Excessive fertilization produces high soluble salts, resulting in root damage and poor quality foliage. Although usually determined by mixing soil with water, conductivity also can be determined by mixing with leachate obtained by pouring water through the potting medium.
Nitrification in a pine bark medium in response to a range of applied NH4-N levels (25, 100, and 200 ppm) was studied. Medium solution NH4-N concentrations at the 25 ppm N treatment decreased from 30 ppm at day 1 to 0 ppm at day 40. Ammoniacal-N concentration values decreased from 64 to 6 ppm and from 105 to 20 ppm for the 100- and 200-ppm N treatments, respectively, by day 60. Rapid increases in medium solution NO3-N concentrations coincided with these NH4-N decreases, resulting in low medium solution NH4-N:NO3-N ratios. During the periods of NO3-N increase, medium solution pH decreased 0.3, 0.7, and 1.3 units for the 25-, 100-, and 200-ppm N treatments, respectively. Similarly treated bark without plants was used to determine a NO3-N accumulation rate (NAR). NAR data indicated that the NH4-N supply of the 100- and 200-ppm N treatments exceeded the oxidative capacity of nitrifiers during a 96-hr period.

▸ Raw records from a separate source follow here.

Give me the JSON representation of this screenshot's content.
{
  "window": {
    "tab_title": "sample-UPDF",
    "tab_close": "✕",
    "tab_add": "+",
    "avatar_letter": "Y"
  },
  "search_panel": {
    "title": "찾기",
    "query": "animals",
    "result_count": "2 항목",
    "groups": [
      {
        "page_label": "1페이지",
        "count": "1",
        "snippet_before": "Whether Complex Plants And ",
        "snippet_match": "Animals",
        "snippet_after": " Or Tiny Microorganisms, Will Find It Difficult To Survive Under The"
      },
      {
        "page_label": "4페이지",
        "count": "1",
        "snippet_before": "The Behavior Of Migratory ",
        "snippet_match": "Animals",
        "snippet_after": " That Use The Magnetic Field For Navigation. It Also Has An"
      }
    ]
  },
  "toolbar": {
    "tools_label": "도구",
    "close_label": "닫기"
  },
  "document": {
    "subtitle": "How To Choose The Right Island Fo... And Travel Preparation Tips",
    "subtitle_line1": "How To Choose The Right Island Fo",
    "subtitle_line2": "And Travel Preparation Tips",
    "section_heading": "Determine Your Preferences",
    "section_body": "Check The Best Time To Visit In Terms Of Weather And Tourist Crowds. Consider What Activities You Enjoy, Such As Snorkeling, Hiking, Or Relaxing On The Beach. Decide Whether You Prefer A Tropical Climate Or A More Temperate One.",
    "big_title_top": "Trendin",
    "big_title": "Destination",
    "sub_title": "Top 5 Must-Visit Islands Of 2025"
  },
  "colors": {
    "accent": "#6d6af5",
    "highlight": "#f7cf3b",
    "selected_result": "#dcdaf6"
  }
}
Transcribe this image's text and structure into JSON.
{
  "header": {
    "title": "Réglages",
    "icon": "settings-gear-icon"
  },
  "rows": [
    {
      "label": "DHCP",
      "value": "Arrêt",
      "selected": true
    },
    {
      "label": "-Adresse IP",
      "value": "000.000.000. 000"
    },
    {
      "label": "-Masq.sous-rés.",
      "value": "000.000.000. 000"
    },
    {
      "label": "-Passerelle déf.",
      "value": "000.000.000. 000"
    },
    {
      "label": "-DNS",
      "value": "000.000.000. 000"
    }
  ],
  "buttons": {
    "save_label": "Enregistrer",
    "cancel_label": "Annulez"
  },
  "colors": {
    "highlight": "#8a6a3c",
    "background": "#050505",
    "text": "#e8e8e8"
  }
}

staff of the Laboratory for Pest Control Application Technology.
Mature trees of Stark Redgold nectarines grown in silt loam soil in the Po Valley were tested at five fertilization regimes and compared to untreated control: N1 (100 kg N/ha), N1 (100 kg N/ha, split 60% in spring and 40%. in postharvest), N2 (200 kg N/ha), N1 (100 kg N/ha) + K (150 kg K2 0/ha), N2 (200 kg N/ha) + K (150 kg K2 O/ha). The annual distribution in spring was equally split before full bloom and at fruit set.
The data collected over the three trial years show no differences as compared to control in yield and fruit size. N2 delayed ripening and decreased fruit quality. Leaf mineral composition was affected by potassium; maximun N induced leaf accumulation of N-NH4 The high concentration of K in leaf tissues was correlated to the yellow color of the leaf blade. Total leaf chlorophyll content was measured by an Spad-502 chlorophyll meter (Minolta Corp.) and compared to that measured by conventional technique (Arnon method). The overall findings suggest the amount of N used in peach fertilization can be reduced.